The Lower East Side of Manhattan is bounded by Houston Street, the Bowery, the Manhattan Bridge, and the East River, with the neighborhood's center being Orchard Street. For over 200 years, the Lower East Side has been a working-class immigrant neighborhood: It had large Irish and German populations in the early 19th century, and was a wholesale Jewish enclave by 1900. At present, this street is a true multicultural blend, with trendy boutiques, French cafés, and velvet-roped nightspots sprinkled among dry-goods discounters, Spanish bodegas, and mom-and-pop shops selling everything from T-shirts to designer fashions to menorahs. The East Village was also traditionally considered part of the Lower East Side, but that neighborhood has developed its own identity.

It was here that the New York garment industry began. The area has been known as one of New York's favorite bargain beats, where serious shoppers find fantastic bargains (especially along Orchard Street on a Sunday afternoon), but this is increasingly becoming a thing of the past as rents skyrocket and cutting-edge new designers and boutiques formerly seen in SoHo flock to the area. But in its mix of old and new, bohemian and upscale, you can find trendy bars and music venues, a venerable old no-nonsense place that just might serve up the best pastrami sandwich in the world, Gus's Pickles out of a barrel, and great bialys.
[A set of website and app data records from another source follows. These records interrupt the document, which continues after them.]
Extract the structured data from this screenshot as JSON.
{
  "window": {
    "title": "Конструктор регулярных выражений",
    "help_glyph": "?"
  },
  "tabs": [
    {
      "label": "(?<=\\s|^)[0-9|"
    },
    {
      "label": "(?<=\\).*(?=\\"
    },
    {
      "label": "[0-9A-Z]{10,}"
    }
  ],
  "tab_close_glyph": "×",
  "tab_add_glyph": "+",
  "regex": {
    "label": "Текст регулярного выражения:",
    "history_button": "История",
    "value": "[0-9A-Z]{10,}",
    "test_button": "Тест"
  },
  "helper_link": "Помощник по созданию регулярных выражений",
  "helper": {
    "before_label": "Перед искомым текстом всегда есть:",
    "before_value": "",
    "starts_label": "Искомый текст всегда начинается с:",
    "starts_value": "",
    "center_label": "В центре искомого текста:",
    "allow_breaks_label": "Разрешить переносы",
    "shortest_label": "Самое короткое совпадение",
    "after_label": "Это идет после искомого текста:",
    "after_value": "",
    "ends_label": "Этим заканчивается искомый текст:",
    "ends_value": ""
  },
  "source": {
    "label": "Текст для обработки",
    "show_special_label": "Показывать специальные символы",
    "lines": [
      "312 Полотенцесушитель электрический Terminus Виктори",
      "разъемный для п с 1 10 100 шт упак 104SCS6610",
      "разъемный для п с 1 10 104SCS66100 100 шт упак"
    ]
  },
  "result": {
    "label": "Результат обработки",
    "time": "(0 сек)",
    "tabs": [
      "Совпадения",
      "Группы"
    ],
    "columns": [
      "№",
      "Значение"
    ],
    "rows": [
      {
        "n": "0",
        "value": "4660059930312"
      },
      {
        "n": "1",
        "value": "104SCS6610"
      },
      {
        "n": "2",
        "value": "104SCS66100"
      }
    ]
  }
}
Much of what used to be considered the Lower East Side, east of Bowery and the Manhattan Bridge overpass, is now functionally part of Chinatown, as another wave of immigration continues to move further north and east.

Get in

Lower East Side Map

Several bus lines go to the Lower East Side, or you can take the J, M, or Z subway lines to Essex Street; the F to Delancey Street (which is connected to the J/M/Z Essex St. station), East Broadway, or 2nd Avenue; or you can take the B or D to Grand Street.



St. Augustine's Church at 290 Henry Street


Orchard St. is more and more lined with expensive boutiques, but in this traditional locus of bargain clothes shopping, there are still some good deals to be had for those with patience. Note that many stores on this street are owned by Orthodox Jews and closed on Saturdays and Jewish holidays.


This temple of meat and throwback to the Jewish delicatessens of yesteryear, Katz's has historic photos on the wall and a kaleidoscopic staff and clientele, all united in their love of pastrami


The Lower East Side is a very popular neighborhood for drinking, especially on the part of young people, who come from nearby, other parts of town, the suburbs, and even foreign countries — meaning that, especially on weekend nights, it can be uncomfortably packed, with tremendous crowding on the streets as well as on lines to get into bars and in the bars, themselves. Here are some highlights of the scene:


Go next

View north from just south of Delancey Street on Allen Street

The obvious places to go next are the East Village, which is to a large extent a northern extension of the Lower East Side; Chinatown, which continues to merge further into the Lower East side; NoLiTa, a neighborhood of upscale boutiques, quiet residential streets and loud clubs that was formerly the northern part of Little Italy and is not part of Chinatown but is covered in the Chinatown guide; and SoHo, a little ways further to the west than NoLiTa, much more crowded with tourists and shoppers, but with a lot of beautiful, classic buildings and cobblestoned side streets. All of these neighborhoods are easily walkable from the Lower East Side, for a person of normal fitness.

You can also access Williamsburg by taking the M, J or Z trains or walking across the Williamsburg Bridge, and Downtown Brooklyn is on the other side of the Manhattan Bridge or the second stop on the F train in Brooklyn.

Routes through Lower East Side

Midtown Soho  N  S  Downtown Brooklyn Coney Island
Midtown Soho  W  E  Williamsburg Forest Park, Queens
Financial District Chinatown  W  E  Williamsburg East Brooklyn

This article is issued from Wikivoyage - version of the Saturday, September 19, 2015. The text is available under the Creative Commons Attribution/Share Alike but additional terms may apply for the media files.